Several billions will also be spent on other types of infrastructure, including underground infrastructure. The bill provides $55 billion in new money for water infrastructure. This represents a doubling of funding compared to recent funding allocations. The money will be distributed to communities in grants and low interest loans to replace lead service lines and upgrade wastewater and stormwater systems.   

While this isn’t exactly the infrastructure bill that MITA or our affiliates would write, it represents a 24 percent increase in the program in the first year and overall a 38 percent increase for surface transportation over the five-year reauthorization. Traditionally, MITA supports user fee increases to pay for our infrastructure; however, there is not a lot of support to increase the federal gas tax in Congress.   

There will be pressure for the U.S. House to pass the Senate passed version of the infrastructure bill. The public overwhelmingly supports increased investment for infrastructure; and, with a bill already supported by the Senate that has support from the President as well, it will be tough for the House to not take up. Earlier in the summer, the House passed a much larger infrastructure bill that included things that many do not consider “traditional infrastructure” including money for child care and drastic climate change measures.  

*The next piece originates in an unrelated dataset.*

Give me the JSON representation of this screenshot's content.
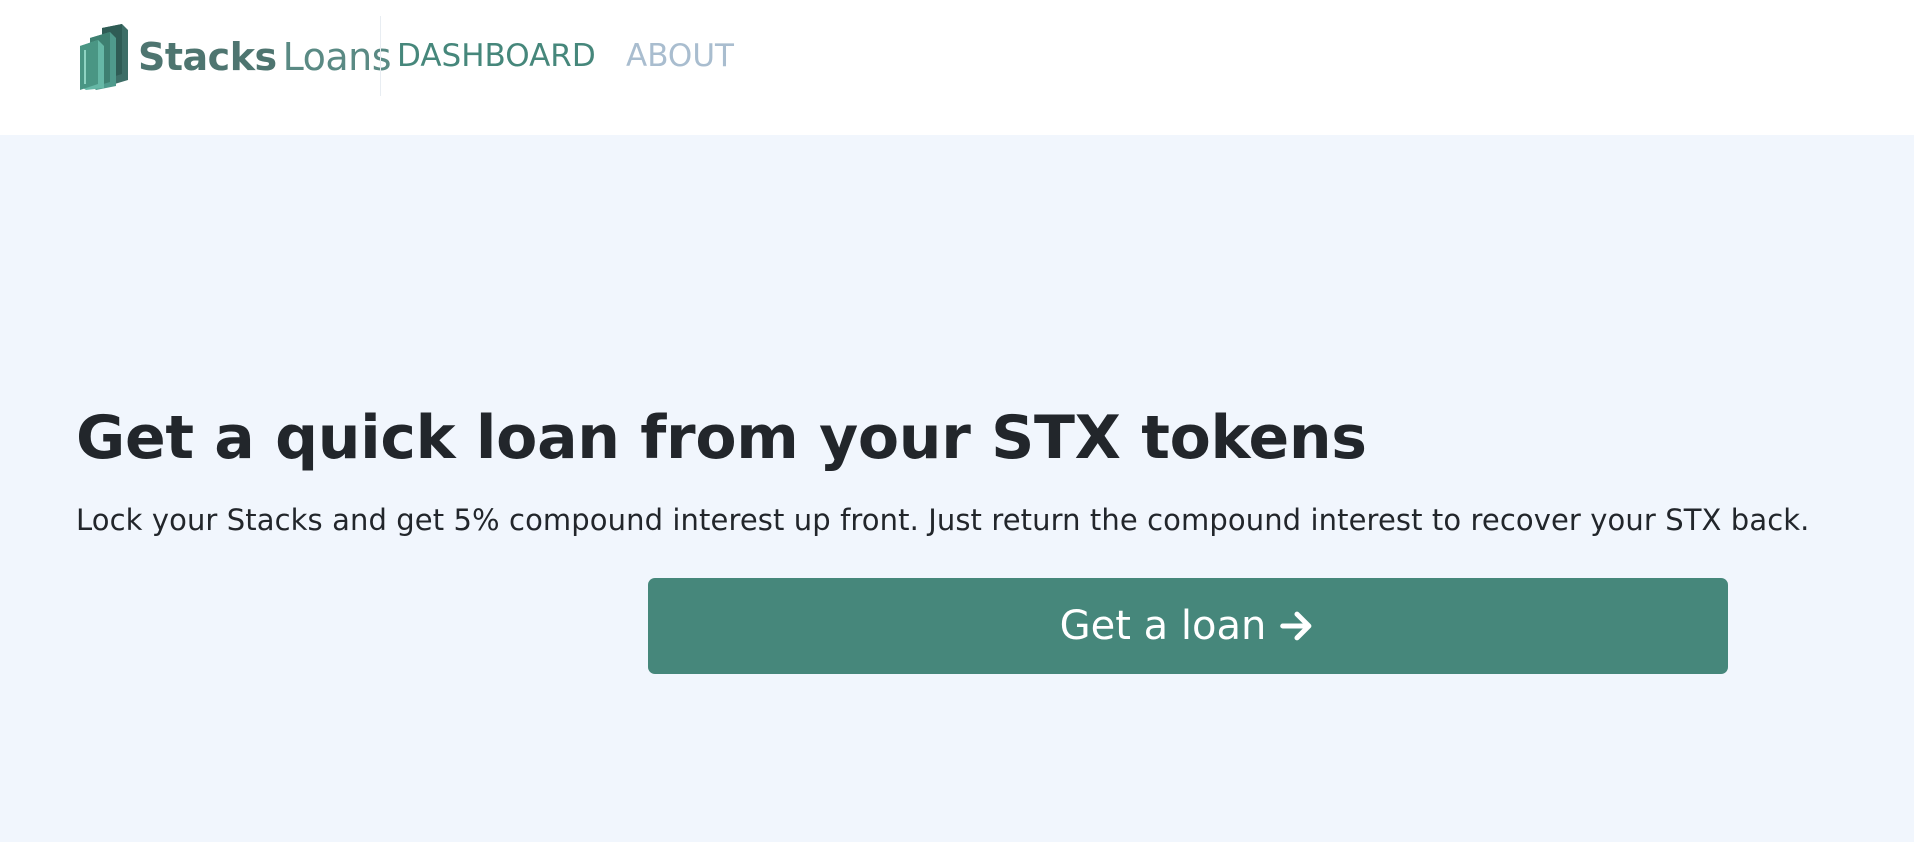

As complete details come out and the House debates and hopefully passes an infrastructure bill, MITA staff will continue to update the membership. If you have any questions, please contact Mike Nystrom, Executive Vice President, at mikenystrom@thinkmita.org, or Lance Binoniemi, Vice President of Government Affairs, at lancebinoniemi@thinkmita.org.